Ways to accelerate and scale change include policy, industry regulation and compliance to those standards. And momentum there is picking up across many countries. As important, and a driver to policy and industry transformation, are social norms: the expectations and behaviors of citizens, consumers, employees, investors, and civic leaders. Interactions, storytelling, discussion are all fundamental to culture change, and I suspect that closing the sustainability intention-action gap will be no different. Leveraging systems thinking to understand a given context and how it shapes expectations, extending the reach and relevance of credible messengers, changing what people believe that others like them are doing—these are the ways to transform social norms and to scale behavior change.

In many ways, it was in that spirit that Countdown, a global initiative by TED and Future Stewards, was launched online last October 2020. As TED Founder, Chris Anderson, states as he opened the Countdown launch, the initiative is a massive collaboration to bring together every citizen of planet Earth who wants to do something about two things that "stand out starkly"—we have pushed the Earth to its limits and, also, the crises we face are interconnected.

Last month my fellow ISSP Governing Board member, Denise Deluca, and I served as co-organizers and co-hosts of our inaugural TEDx Countdown event for ISSP. TEDxISSP was one of hundreds of Countdown events, held across more than 90 countries, over the past eight months. Our event brought together our ISSP community—sustainability professionals from around the world as well as luminaries from our ISSP Sustainability Hall of Fame—all with the purpose to discuss solutions to the climate crisis and to turn ideas into action. We kept attendee numbers low to be able to allow fluid discussion between our participants and our special guest Hall of Fame honorees: John Elkington, Mathis Wackernagel, Bob Willard, Susan Burns, Joel Makower, and Hazel Henderson.

Each of our three TEDxISSP sessions—Urgency, Transformation, Action—featured two of the TED Talks programmed in the Countdown global launch. U.N. Secretary-General Guterres' opening remarks shared the dire truth for why we were gathering, "Science tells us we must limit global heating to 1.5 degrees Celsius above pre-industrial levels. We are on track for three degrees at least." Between sessions, attendees discussed the talks in small breakout groups, joined by one of our Hall of Fame Honorees who shared their insights.

One goal for TEDxISSP was to bring sustainability to a broader audience, to those who may not self-define as "sustainability professionals." In that view, we were incredibly fortunate to include New Yorker cartoonist Liza Donnelly as a special guest to “live draw” our Countdown event and to share her live-drawings in real-time with the tens of thousands following her on social media. Liza innovated this form of "live drawing" a few years ago to amplify newsworthy events. Her recent Medium post, Drawing For The Earth, shares both her fabulous drawings and her reflections on our event.

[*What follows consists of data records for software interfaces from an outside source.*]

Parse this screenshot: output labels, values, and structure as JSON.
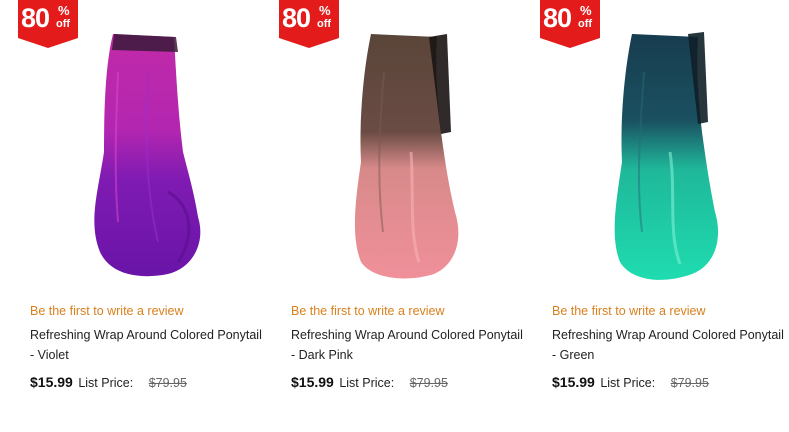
{
  "products": [
    {
      "badge": {
        "number": "80",
        "percent": "%",
        "off": "off"
      },
      "review_link": "Be the first to write a review",
      "title": "Refreshing Wrap Around Colored Ponytail - Violet",
      "price": "$15.99",
      "list_price_label": "List Price:",
      "list_price": "$79.95",
      "image": {
        "top_color": "#c22aa9",
        "bottom_color": "#6a14a8",
        "clip_color": "#3a1a3a"
      }
    },
    {
      "badge": {
        "number": "80",
        "percent": "%",
        "off": "off"
      },
      "review_link": "Be the first to write a review",
      "title": "Refreshing Wrap Around Colored Ponytail - Dark Pink",
      "price": "$15.99",
      "list_price_label": "List Price:",
      "list_price": "$79.95",
      "image": {
        "top_color": "#5a4539",
        "bottom_color": "#f0909a",
        "clip_color": "#1a1413"
      }
    },
    {
      "badge": {
        "number": "80",
        "percent": "%",
        "off": "off"
      },
      "review_link": "Be the first to write a review",
      "title": "Refreshing Wrap Around Colored Ponytail - Green",
      "price": "$15.99",
      "list_price_label": "List Price:",
      "list_price": "$79.95",
      "image": {
        "top_color": "#173d4f",
        "bottom_color": "#1fdcb0",
        "clip_color": "#0f1f28"
      }
    }
  ],
  "colors": {
    "badge_red": "#e41b1b",
    "review_orange": "#d9801e"
  },
  "icons": {
    "badge": "discount-ribbon-icon"
  }
}
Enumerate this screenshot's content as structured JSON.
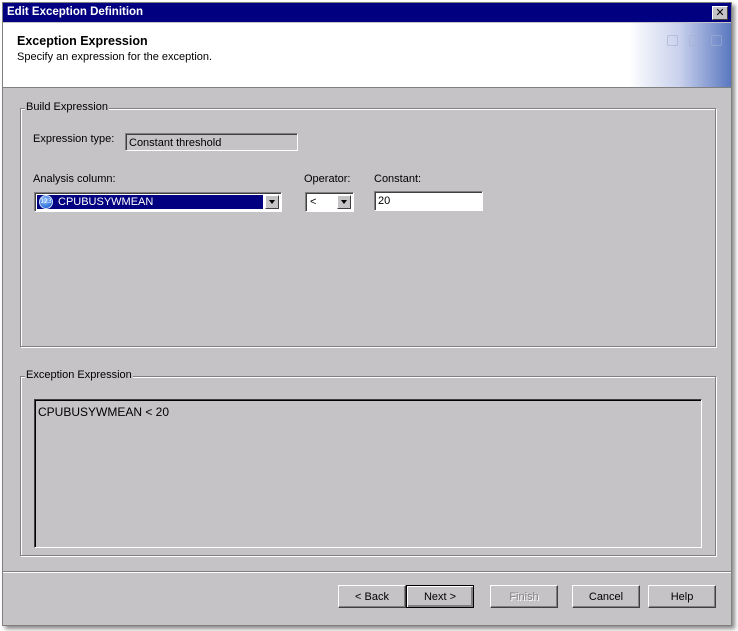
{
  "window": {
    "title": "Edit Exception Definition",
    "close_icon": "close-icon"
  },
  "banner": {
    "title": "Exception Expression",
    "subtitle": "Specify an expression for the exception."
  },
  "build_expression": {
    "group_label": "Build Expression",
    "expression_type_label": "Expression type:",
    "expression_type_value": "Constant threshold",
    "analysis_column_label": "Analysis column:",
    "analysis_column_value": "CPUBUSYWMEAN",
    "analysis_column_icon": "numeric-column-icon",
    "operator_label": "Operator:",
    "operator_value": "<",
    "constant_label": "Constant:",
    "constant_value": "20"
  },
  "exception_expression": {
    "group_label": "Exception Expression",
    "value": "CPUBUSYWMEAN < 20"
  },
  "buttons": {
    "back": "< Back",
    "next": "Next >",
    "finish": "Finish",
    "cancel": "Cancel",
    "help": "Help"
  }
}
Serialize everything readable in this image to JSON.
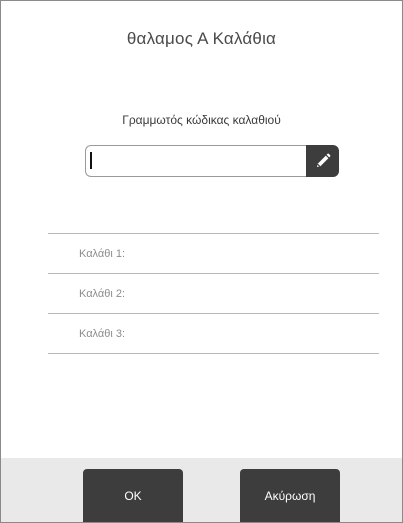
{
  "dialog": {
    "title": "θαλαμος Α Καλάθια"
  },
  "barcode": {
    "label": "Γραμμωτός κώδικας καλαθιού",
    "value": "",
    "placeholder": "",
    "edit_icon": "pencil-icon"
  },
  "baskets": [
    {
      "label": "Καλάθι 1:"
    },
    {
      "label": "Καλάθι 2:"
    },
    {
      "label": "Καλάθι 3:"
    }
  ],
  "footer": {
    "ok_label": "OK",
    "cancel_label": "Ακύρωση"
  },
  "colors": {
    "button_bg": "#3d3d3d",
    "footer_bg": "#e9e9e9",
    "divider": "#b8b8b8"
  }
}
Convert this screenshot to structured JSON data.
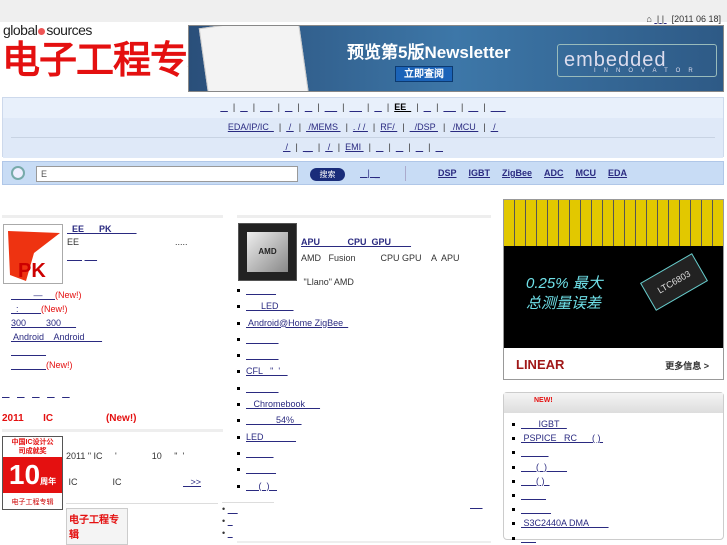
{
  "topbar": {
    "home_icon": "home-icon",
    "links": [
      " ",
      " ",
      " "
    ],
    "date": "[2011 06 18]"
  },
  "logo": {
    "brand": "global sources",
    "title": "电子工程专辑"
  },
  "banner": {
    "title": "预览第5版Newsletter",
    "button": "立即查阅",
    "brand": "embedded",
    "brand_sub": "INNOVATOR"
  },
  "nav": {
    "row1": [
      "   ",
      "   ",
      "     ",
      "   ",
      "   ",
      "     ",
      "     ",
      "   ",
      "EE  ",
      "   ",
      "     ",
      "    ",
      "      "
    ],
    "row2": [
      "EDA/IP/IC  ",
      " / ",
      " /MEMS ",
      ". / / ",
      "RF/ ",
      "  /DSP ",
      " /MCU ",
      " / "
    ],
    "row3": [
      " / ",
      " _ ",
      " / ",
      "EMI ",
      "   ",
      "   ",
      "   ",
      "   "
    ]
  },
  "search": {
    "value": "E",
    "button": "搜索",
    "mini": "   |  _",
    "keywords": [
      "DSP",
      "IGBT",
      "ZigBee",
      "ADC",
      "MCU",
      "EDA"
    ]
  },
  "left": {
    "pk": {
      "title": "  EE      PK          ",
      "desc": "EE",
      "more": ".....",
      "links": [
        "      ",
        "     "
      ],
      "img_label": "PK"
    },
    "list": [
      {
        "t": "         —     ",
        "new": "(New!)"
      },
      {
        "t": "  :         ",
        "new": "(New!)"
      },
      {
        "t": "300        300      ",
        "new": ""
      },
      {
        "t": " Android    Android       ",
        "new": ""
      },
      {
        "t": "              ",
        "new": ""
      },
      {
        "t": "              ",
        "new": "(New!)"
      }
    ],
    "tabs": [
      "   ",
      "   ",
      "   ",
      "   ",
      "   "
    ],
    "ic": {
      "heading": "2011       IC                   ",
      "heading_new": "(New!)",
      "line1": "2011 \" IC     '              10     \"  '",
      "line2": " IC              IC",
      "more": "   >>",
      "img_top": "中国IC设计公司成就奖",
      "img_num": "10",
      "img_side": "周年",
      "img_foot": "电子工程专辑"
    }
  },
  "mid": {
    "feature": {
      "title": "APU           CPU  GPU        ",
      "line1": "AMD   Fusion          CPU GPU    A  APU",
      "line2": " \"Llano\" AMD",
      "img_label": "AMD"
    },
    "list": [
      "            ",
      "      LED      ",
      " Android@Home ZigBee  ",
      "             ",
      "             ",
      "CFL   \"  '   ",
      "             ",
      "   Chromebook      ",
      "            54%   ",
      "LED             ",
      "           ",
      "            ",
      "     (  )   "
    ],
    "bottom": [
      "    ",
      "  ",
      "  "
    ],
    "bottom_right": "     "
  },
  "right": {
    "ad": {
      "big": "0.25% 最大\n总测量误差",
      "chip": "LTC6803",
      "brand": "LINEAR",
      "more": "更多信息 >"
    },
    "new_heading": "NEW!",
    "list": [
      "       IGBT   ",
      " PSPICE   RC      ( ) ",
      "           ",
      "      (  )        ",
      "      ( )  ",
      "          ",
      "            ",
      " S3C2440A DMA        ",
      "      "
    ]
  }
}
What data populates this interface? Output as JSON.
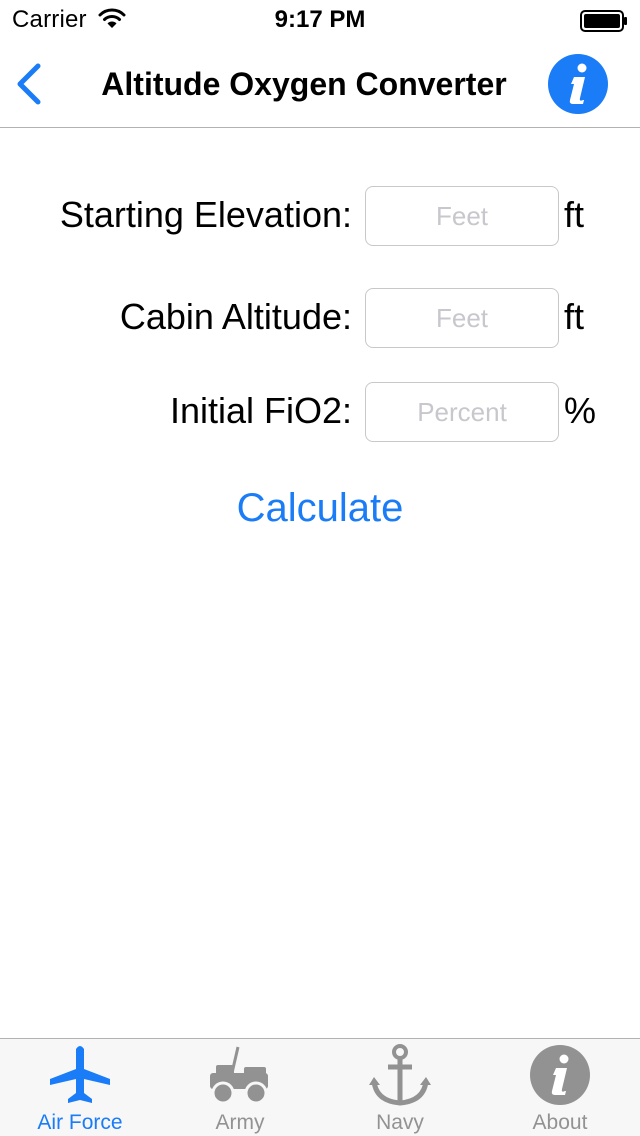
{
  "status_bar": {
    "carrier": "Carrier",
    "time": "9:17 PM",
    "icons": [
      "wifi-icon",
      "battery-icon"
    ]
  },
  "nav": {
    "title": "Altitude Oxygen Converter",
    "back_icon": "chevron-left-icon",
    "info_icon": "info-icon",
    "accent": "#1a7cf6"
  },
  "form": {
    "starting_elevation": {
      "label": "Starting Elevation:",
      "placeholder": "Feet",
      "value": "",
      "unit": "ft"
    },
    "cabin_altitude": {
      "label": "Cabin Altitude:",
      "placeholder": "Feet",
      "value": "",
      "unit": "ft"
    },
    "initial_fio2": {
      "label": "Initial FiO2:",
      "placeholder": "Percent",
      "value": "",
      "unit": "%"
    },
    "calculate_label": "Calculate"
  },
  "tabs": [
    {
      "label": "Air Force",
      "icon": "airplane-icon",
      "active": true
    },
    {
      "label": "Army",
      "icon": "jeep-icon",
      "active": false
    },
    {
      "label": "Navy",
      "icon": "anchor-icon",
      "active": false
    },
    {
      "label": "About",
      "icon": "info-icon",
      "active": false
    }
  ],
  "colors": {
    "active": "#1a7cf6",
    "inactive": "#929292"
  }
}
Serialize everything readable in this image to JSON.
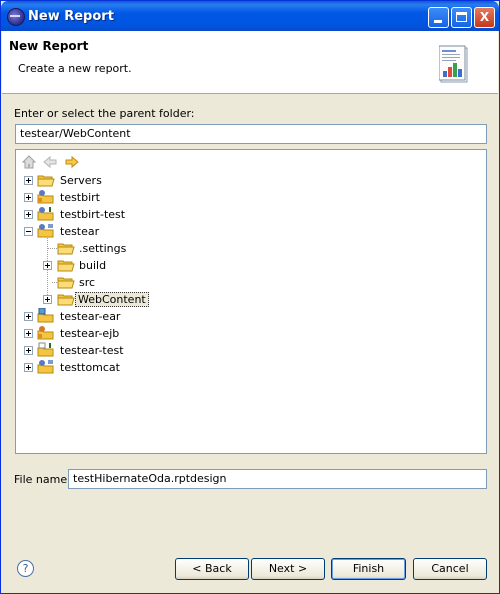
{
  "window": {
    "title": "New Report",
    "controls": {
      "minimize_icon": "minimize-icon",
      "maximize_icon": "maximize-icon",
      "close_label": "X"
    }
  },
  "header": {
    "title": "New Report",
    "description": "Create a new report.",
    "icon": "report-wizard-icon"
  },
  "parent_folder": {
    "label": "Enter or select the parent folder:",
    "value": "testear/WebContent"
  },
  "tree": {
    "nav": {
      "home_icon": "home-icon",
      "back_icon": "back-arrow-icon",
      "forward_icon": "forward-arrow-icon"
    },
    "items": [
      {
        "label": "Servers",
        "expander": "plus",
        "icon": "folder-icon"
      },
      {
        "label": "testbirt",
        "expander": "plus",
        "icon": "project-icon"
      },
      {
        "label": "testbirt-test",
        "expander": "plus",
        "icon": "project-icon"
      },
      {
        "label": "testear",
        "expander": "minus",
        "icon": "project-icon"
      },
      {
        "label": ".settings",
        "expander": "",
        "icon": "folder-icon"
      },
      {
        "label": "build",
        "expander": "plus",
        "icon": "folder-icon"
      },
      {
        "label": "src",
        "expander": "",
        "icon": "folder-icon"
      },
      {
        "label": "WebContent",
        "expander": "plus",
        "icon": "folder-icon",
        "selected": true
      },
      {
        "label": "testear-ear",
        "expander": "plus",
        "icon": "ear-project-icon"
      },
      {
        "label": "testear-ejb",
        "expander": "plus",
        "icon": "ejb-project-icon"
      },
      {
        "label": "testear-test",
        "expander": "plus",
        "icon": "project-icon"
      },
      {
        "label": "testtomcat",
        "expander": "plus",
        "icon": "project-icon"
      }
    ]
  },
  "file_name": {
    "label": "File name:",
    "value": "testHibernateOda.rptdesign"
  },
  "buttons": {
    "help": "?",
    "back": "< Back",
    "next": "Next >",
    "finish": "Finish",
    "cancel": "Cancel"
  },
  "colors": {
    "title_bar": "#0055e0",
    "dialog_bg": "#ece9d8",
    "field_border": "#7f9db9",
    "folder_yellow": "#f5c542"
  }
}
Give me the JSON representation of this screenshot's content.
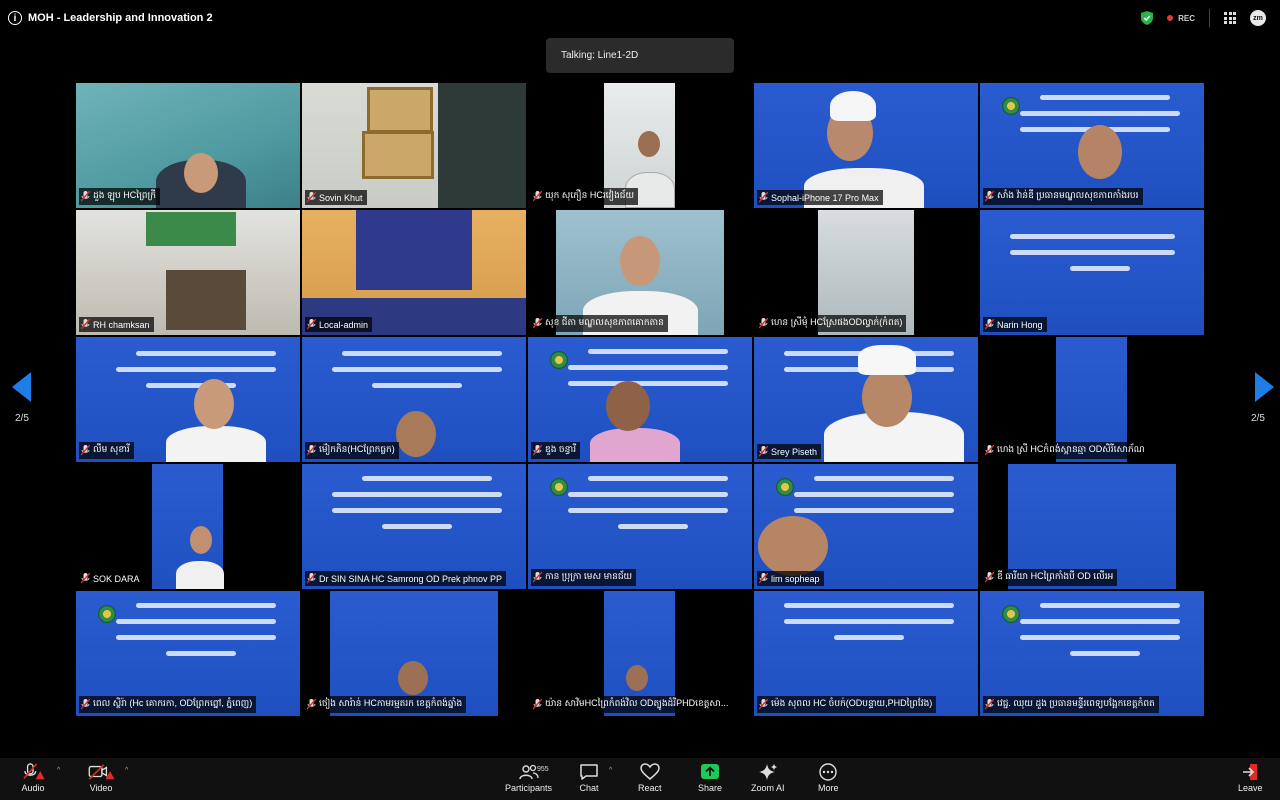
{
  "window": {
    "title": "MOH - Leadership and Innovation 2",
    "recording_label": "REC"
  },
  "talking": "Talking: Line1-2D",
  "pagination": {
    "left": "2/5",
    "right": "2/5"
  },
  "tiles": [
    "ដួង ឡុប HCព្រៃក្រី",
    "Sovin Khut",
    "យុក សុភឿន HCរវៀងជ័យ",
    "Sophal-iPhone 17 Pro Max",
    "សាំង វ៉ាន់ឌី ប្រធានមណ្ឌលសុខភាពកាំងរបរ",
    "RH chamksan",
    "Local-admin",
    "សុខ ជីតា មណ្ឌលសុខភាពគោកតាន",
    "ហេន ស្រីមុំ HCស្រែផងODល្វាក់(កំពត)",
    "Narin Hong",
    "លឹម សុខារី",
    "ម៉ៀកភិន(HCព្រែកធ្លក)",
    "ឌួង ចន្ធារី",
    "Srey Piseth",
    "ហេង ស្រី HCកំពង់ស្ពានឆ្មា ODសិរីសោភ័ណ",
    "SOK DARA",
    "Dr SIN SINA HC Samrong OD Prek phnov PP",
    "កាន ប្រុក្រា មេស មានជ័យ",
    "lim sopheap",
    "ឌី ធារីយា HCព្រៃកាំងបី OD លើរអ",
    "ពេល ស្ថិរ៉ា (Hc គោករកា, ODព្រែកព្នៅ, ភ្នំពេញ)",
    "ថៀង សារ៉ាន់ HCកាមរម្មតរក ខេត្តកំពង់ឆ្នាំង",
    "យ៉ាន សាវិមHCព្រៃកំពង់វិល ODត្បូងដំរីPHDខេត្តសា...",
    "ម៉េង សុពល HC ចំបក់(ODបន្ទាយ,PHDព្រៃវែង)",
    "វេជ្ជ. ឈុយ ដួង ប្រធានមន្ទីរពេទ្យបង្អែកខេត្តកំពត"
  ],
  "toolbar": {
    "audio": "Audio",
    "video": "Video",
    "participants": "Participants",
    "participant_count": "955",
    "chat": "Chat",
    "react": "React",
    "share": "Share",
    "zoom_ai": "Zoom AI",
    "more": "More",
    "leave": "Leave"
  },
  "colors": {
    "accent": "#1f7de8",
    "share": "#1ec95a",
    "rec": "#e23b3b",
    "mute": "#e02a2a"
  }
}
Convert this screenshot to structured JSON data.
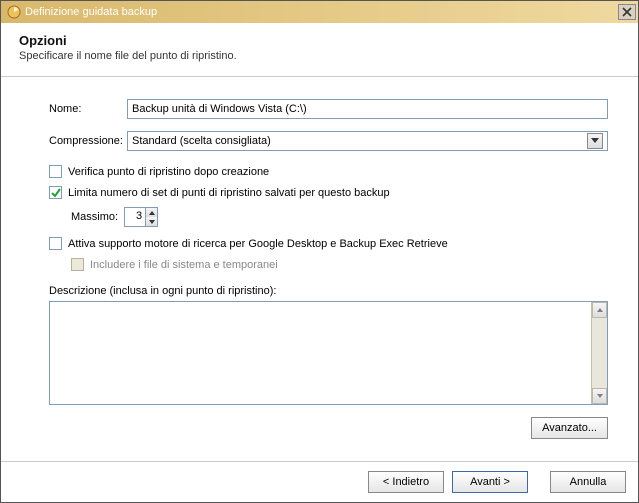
{
  "window": {
    "title": "Definizione guidata backup"
  },
  "header": {
    "title": "Opzioni",
    "subtitle": "Specificare il nome file del punto di ripristino."
  },
  "form": {
    "name_label": "Nome:",
    "name_value": "Backup unità di Windows Vista (C:\\)",
    "compression_label": "Compressione:",
    "compression_value": "Standard (scelta consigliata)"
  },
  "options": {
    "verify": {
      "label": "Verifica punto di ripristino dopo creazione",
      "checked": false
    },
    "limit": {
      "label": "Limita numero di set di punti di ripristino salvati per questo backup",
      "checked": true
    },
    "max_label": "Massimo:",
    "max_value": "3",
    "search_engine": {
      "label": "Attiva supporto motore di ricerca per Google Desktop e Backup Exec Retrieve",
      "checked": false
    },
    "include_system": {
      "label": "Includere i file di sistema e temporanei",
      "checked": false,
      "disabled": true
    }
  },
  "description": {
    "label": "Descrizione (inclusa in ogni punto di ripristino):",
    "value": ""
  },
  "buttons": {
    "advanced": "Avanzato...",
    "back": "< Indietro",
    "next": "Avanti >",
    "cancel": "Annulla"
  }
}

Events like TEDxISSP serve to turn "ideas into action" for sustainability. Yet, as importantly, they create a stronger sense of "we" in the effort to scale sustainability. As the venerable John Elkington, Founder-Chief Pollinator of Volans and ISSP Sustainability Hall of Fame Honoree, remarked early during our TEDxISSP event, “... for those of us who have been a part of this whole change moment for quite a long time, it began as a quite lonely exercise. And it has begun increasingly to be a crowd sport, and that's a joy." As this crowd sport continues to grow, I trust we will see a diminishing of the sustainability intention-action gap.

The views expressed are those of the author and do not necessarily represent the views of any other person or entity.